= INFORMATION GIVEN =
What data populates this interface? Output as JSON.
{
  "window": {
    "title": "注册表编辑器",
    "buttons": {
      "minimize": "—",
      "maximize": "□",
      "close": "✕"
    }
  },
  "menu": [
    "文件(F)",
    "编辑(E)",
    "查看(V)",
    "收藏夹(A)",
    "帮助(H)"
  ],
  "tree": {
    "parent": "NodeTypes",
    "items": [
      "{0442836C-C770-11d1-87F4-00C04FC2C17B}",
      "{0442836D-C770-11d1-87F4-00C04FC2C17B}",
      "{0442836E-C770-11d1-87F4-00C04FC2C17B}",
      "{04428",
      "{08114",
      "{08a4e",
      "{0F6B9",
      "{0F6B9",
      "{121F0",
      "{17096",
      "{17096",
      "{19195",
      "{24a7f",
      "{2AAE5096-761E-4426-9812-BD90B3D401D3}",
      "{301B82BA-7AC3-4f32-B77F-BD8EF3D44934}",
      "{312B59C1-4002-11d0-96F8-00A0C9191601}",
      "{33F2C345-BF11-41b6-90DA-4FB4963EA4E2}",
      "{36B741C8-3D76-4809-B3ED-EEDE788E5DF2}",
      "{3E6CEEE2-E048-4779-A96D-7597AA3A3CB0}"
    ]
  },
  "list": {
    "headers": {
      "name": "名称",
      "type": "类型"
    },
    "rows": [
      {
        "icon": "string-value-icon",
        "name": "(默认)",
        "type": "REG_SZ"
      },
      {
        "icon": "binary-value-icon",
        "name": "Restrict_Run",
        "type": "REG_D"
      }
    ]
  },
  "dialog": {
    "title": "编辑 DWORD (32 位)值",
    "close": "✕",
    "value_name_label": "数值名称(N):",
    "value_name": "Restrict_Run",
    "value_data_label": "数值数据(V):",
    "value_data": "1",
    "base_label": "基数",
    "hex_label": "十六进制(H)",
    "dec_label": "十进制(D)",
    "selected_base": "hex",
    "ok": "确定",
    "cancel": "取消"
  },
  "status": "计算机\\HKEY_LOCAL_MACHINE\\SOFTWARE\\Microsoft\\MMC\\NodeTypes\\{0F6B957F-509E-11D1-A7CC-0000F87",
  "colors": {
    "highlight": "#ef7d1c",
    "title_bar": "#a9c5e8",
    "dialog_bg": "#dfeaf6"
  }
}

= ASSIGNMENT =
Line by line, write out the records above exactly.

= EXERCISE OUTPUT =
What data populates this interface? Output as JSON.
{
  "window": {
    "title": "注册表编辑器",
    "buttons": {
      "minimize": "—",
      "maximize": "□",
      "close": "✕"
    }
  },
  "menu": [
    "文件(F)",
    "编辑(E)",
    "查看(V)",
    "收藏夹(A)",
    "帮助(H)"
  ],
  "tree": {
    "parent": "NodeTypes",
    "items": [
      "{0442836C-C770-11d1-87F4-00C04FC2C17B}",
      "{0442836D-C770-11d1-87F4-00C04FC2C17B}",
      "{0442836E-C770-11d1-87F4-00C04FC2C17B}",
      "{04428",
      "{08114",
      "{08a4e",
      "{0F6B9",
      "{0F6B9",
      "{121F0",
      "{17096",
      "{17096",
      "{19195",
      "{24a7f",
      "{2AAE5096-761E-4426-9812-BD90B3D401D3}",
      "{301B82BA-7AC3-4f32-B77F-BD8EF3D44934}",
      "{312B59C1-4002-11d0-96F8-00A0C9191601}",
      "{33F2C345-BF11-41b6-90DA-4FB4963EA4E2}",
      "{36B741C8-3D76-4809-B3ED-EEDE788E5DF2}",
      "{3E6CEEE2-E048-4779-A96D-7597AA3A3CB0}"
    ]
  },
  "list": {
    "headers": {
      "name": "名称",
      "type": "类型"
    },
    "rows": [
      {
        "icon": "string-value-icon",
        "name": "(默认)",
        "type": "REG_SZ"
      },
      {
        "icon": "binary-value-icon",
        "name": "Restrict_Run",
        "type": "REG_D"
      }
    ]
  },
  "dialog": {
    "title": "编辑 DWORD (32 位)值",
    "close": "✕",
    "value_name_label": "数值名称(N):",
    "value_name": "Restrict_Run",
    "value_data_label": "数值数据(V):",
    "value_data": "1",
    "base_label": "基数",
    "hex_label": "十六进制(H)",
    "dec_label": "十进制(D)",
    "selected_base": "hex",
    "ok": "确定",
    "cancel": "取消"
  },
  "status": "计算机\\HKEY_LOCAL_MACHINE\\SOFTWARE\\Microsoft\\MMC\\NodeTypes\\{0F6B957F-509E-11D1-A7CC-0000F87",
  "colors": {
    "highlight": "#ef7d1c",
    "title_bar": "#a9c5e8",
    "dialog_bg": "#dfeaf6"
  }
}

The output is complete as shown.